───── ENTRIES PROVIDED ─────

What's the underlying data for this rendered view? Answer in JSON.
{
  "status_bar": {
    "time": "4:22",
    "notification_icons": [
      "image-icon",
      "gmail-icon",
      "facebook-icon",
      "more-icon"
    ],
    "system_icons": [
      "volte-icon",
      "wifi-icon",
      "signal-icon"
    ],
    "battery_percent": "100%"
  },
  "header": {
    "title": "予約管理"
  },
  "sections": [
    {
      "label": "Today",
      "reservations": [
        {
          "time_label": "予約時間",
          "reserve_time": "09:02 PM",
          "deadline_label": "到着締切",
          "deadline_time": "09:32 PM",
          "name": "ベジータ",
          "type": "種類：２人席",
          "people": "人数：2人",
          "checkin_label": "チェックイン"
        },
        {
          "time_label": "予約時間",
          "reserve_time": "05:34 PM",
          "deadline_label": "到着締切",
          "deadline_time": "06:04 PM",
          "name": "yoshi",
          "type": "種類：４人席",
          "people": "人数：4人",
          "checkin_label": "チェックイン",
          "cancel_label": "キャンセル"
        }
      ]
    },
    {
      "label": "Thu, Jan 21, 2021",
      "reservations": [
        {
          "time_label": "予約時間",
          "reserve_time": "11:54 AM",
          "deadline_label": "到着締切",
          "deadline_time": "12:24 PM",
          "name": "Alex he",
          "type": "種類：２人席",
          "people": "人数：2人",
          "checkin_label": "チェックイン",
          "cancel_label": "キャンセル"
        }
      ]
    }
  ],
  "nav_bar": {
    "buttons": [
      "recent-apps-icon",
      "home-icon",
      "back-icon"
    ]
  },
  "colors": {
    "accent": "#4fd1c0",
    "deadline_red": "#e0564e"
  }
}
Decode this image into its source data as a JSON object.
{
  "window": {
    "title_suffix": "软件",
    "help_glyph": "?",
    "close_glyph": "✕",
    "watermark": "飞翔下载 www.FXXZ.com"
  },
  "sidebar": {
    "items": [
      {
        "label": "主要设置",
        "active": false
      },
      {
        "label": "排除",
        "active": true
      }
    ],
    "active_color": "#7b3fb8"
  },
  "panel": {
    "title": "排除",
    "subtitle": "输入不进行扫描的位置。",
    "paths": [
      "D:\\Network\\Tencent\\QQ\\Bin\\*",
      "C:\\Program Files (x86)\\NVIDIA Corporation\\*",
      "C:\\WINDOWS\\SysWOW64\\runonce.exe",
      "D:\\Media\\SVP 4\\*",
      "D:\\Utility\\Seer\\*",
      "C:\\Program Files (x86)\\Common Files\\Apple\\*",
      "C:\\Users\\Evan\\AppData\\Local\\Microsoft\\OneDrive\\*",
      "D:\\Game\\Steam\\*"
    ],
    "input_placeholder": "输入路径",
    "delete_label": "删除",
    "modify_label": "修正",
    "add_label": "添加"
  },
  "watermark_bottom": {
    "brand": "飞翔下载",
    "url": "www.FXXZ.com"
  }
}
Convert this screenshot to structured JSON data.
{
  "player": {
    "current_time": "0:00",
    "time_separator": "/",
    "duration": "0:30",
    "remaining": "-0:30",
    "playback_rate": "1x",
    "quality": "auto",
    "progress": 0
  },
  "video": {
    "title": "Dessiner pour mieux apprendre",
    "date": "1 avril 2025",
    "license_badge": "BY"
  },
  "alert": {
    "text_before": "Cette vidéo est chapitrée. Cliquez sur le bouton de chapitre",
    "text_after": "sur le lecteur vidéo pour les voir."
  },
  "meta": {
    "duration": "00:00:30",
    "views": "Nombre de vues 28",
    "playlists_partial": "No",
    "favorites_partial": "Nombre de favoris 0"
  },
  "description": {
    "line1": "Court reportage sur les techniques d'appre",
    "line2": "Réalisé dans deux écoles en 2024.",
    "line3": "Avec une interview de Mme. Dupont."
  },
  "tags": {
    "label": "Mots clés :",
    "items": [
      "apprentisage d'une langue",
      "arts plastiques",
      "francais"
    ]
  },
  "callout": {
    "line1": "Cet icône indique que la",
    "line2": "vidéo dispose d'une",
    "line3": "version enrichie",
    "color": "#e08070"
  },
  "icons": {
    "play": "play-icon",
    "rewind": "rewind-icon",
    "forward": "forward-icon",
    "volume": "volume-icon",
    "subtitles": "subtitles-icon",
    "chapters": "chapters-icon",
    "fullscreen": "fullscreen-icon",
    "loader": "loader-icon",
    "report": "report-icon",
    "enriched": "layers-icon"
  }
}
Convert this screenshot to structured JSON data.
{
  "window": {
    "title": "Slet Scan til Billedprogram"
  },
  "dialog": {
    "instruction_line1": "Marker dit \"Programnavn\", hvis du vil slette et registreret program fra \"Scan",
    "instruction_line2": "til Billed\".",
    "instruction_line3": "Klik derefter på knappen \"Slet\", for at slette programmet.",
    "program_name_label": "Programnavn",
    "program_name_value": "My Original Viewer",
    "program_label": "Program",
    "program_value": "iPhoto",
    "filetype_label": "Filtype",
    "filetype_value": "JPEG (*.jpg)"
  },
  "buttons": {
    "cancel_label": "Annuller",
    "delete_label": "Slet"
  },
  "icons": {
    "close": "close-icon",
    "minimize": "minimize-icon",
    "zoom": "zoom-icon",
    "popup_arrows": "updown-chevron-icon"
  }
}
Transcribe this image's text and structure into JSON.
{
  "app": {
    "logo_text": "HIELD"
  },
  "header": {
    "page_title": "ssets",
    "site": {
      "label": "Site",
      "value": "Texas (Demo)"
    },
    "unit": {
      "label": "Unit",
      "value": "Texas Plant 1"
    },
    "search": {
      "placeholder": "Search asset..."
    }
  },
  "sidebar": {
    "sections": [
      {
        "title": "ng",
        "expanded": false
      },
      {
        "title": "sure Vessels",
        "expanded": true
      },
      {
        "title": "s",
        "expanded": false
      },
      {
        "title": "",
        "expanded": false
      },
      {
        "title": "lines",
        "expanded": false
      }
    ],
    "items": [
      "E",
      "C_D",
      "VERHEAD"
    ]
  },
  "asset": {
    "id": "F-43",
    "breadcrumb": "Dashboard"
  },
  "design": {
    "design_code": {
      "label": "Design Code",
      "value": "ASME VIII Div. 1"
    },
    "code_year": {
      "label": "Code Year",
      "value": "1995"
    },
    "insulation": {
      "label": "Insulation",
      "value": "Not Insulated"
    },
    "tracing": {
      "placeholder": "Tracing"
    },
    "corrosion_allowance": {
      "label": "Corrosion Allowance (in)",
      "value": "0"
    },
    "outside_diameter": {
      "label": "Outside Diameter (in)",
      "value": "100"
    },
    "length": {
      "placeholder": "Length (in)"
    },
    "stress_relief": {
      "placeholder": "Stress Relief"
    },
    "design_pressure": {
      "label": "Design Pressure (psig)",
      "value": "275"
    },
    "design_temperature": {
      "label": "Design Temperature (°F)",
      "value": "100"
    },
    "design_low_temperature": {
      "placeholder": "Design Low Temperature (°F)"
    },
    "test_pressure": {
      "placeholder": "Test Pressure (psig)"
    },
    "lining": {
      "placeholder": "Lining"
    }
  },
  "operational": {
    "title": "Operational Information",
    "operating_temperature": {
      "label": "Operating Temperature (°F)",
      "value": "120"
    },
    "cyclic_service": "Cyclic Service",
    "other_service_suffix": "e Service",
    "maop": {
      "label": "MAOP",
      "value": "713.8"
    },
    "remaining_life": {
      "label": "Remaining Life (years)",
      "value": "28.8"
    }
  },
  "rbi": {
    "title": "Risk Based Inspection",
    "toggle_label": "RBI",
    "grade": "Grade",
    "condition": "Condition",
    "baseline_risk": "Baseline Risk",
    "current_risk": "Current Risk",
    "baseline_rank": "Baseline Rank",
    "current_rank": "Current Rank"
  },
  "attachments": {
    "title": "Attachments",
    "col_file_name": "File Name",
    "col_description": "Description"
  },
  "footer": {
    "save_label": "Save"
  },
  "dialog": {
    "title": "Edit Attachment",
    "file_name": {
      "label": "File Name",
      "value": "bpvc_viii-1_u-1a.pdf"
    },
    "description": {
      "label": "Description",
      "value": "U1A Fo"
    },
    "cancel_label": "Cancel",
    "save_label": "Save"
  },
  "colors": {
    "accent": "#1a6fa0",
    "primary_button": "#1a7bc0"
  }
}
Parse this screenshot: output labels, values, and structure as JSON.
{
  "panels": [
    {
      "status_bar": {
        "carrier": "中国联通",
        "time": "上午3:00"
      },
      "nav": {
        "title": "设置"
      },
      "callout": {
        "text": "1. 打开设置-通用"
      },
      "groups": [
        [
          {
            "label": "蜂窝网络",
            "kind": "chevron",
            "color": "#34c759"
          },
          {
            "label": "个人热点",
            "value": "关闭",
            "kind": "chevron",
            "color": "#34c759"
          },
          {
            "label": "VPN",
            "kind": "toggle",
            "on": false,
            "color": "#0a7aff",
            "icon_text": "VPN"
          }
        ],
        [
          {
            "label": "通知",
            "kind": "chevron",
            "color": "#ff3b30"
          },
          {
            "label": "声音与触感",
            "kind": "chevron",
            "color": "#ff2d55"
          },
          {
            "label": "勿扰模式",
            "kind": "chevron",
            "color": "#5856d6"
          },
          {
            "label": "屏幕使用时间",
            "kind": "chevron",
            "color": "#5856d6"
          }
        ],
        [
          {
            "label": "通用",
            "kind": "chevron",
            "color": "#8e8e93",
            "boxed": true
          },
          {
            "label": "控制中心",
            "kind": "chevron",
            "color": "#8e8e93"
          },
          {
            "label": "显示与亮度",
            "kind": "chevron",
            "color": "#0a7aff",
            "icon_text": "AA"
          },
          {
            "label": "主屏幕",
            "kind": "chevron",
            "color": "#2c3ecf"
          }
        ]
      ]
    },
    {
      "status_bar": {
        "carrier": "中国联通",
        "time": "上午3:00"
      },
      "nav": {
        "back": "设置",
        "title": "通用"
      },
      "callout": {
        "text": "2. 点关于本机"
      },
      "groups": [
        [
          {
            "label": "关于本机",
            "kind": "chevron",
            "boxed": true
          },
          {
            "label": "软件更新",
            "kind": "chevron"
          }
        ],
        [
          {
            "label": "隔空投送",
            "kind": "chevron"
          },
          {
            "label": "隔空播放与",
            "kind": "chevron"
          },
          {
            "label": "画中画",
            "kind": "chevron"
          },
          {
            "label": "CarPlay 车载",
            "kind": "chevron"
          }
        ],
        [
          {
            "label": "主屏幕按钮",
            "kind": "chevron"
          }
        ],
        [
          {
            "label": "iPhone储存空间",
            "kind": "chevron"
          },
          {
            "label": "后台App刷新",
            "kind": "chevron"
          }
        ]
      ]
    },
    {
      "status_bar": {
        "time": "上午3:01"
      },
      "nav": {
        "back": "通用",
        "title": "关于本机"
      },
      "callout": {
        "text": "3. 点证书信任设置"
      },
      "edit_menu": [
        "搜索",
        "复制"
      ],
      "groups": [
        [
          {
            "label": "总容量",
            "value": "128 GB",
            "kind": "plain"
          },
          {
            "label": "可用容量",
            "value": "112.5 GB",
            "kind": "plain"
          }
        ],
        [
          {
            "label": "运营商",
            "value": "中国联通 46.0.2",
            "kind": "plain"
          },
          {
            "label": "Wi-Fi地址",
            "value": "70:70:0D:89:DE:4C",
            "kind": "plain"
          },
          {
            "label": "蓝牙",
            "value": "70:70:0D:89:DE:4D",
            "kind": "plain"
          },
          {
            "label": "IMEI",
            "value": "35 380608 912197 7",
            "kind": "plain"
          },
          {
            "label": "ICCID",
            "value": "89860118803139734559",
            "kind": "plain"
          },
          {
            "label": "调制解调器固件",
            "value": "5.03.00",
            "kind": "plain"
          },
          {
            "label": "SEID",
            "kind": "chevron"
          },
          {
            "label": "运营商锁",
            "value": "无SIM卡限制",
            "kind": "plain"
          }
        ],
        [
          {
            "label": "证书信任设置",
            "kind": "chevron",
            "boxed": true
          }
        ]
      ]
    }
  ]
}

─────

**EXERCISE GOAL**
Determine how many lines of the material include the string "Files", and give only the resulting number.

**TASK SOLUTION**
2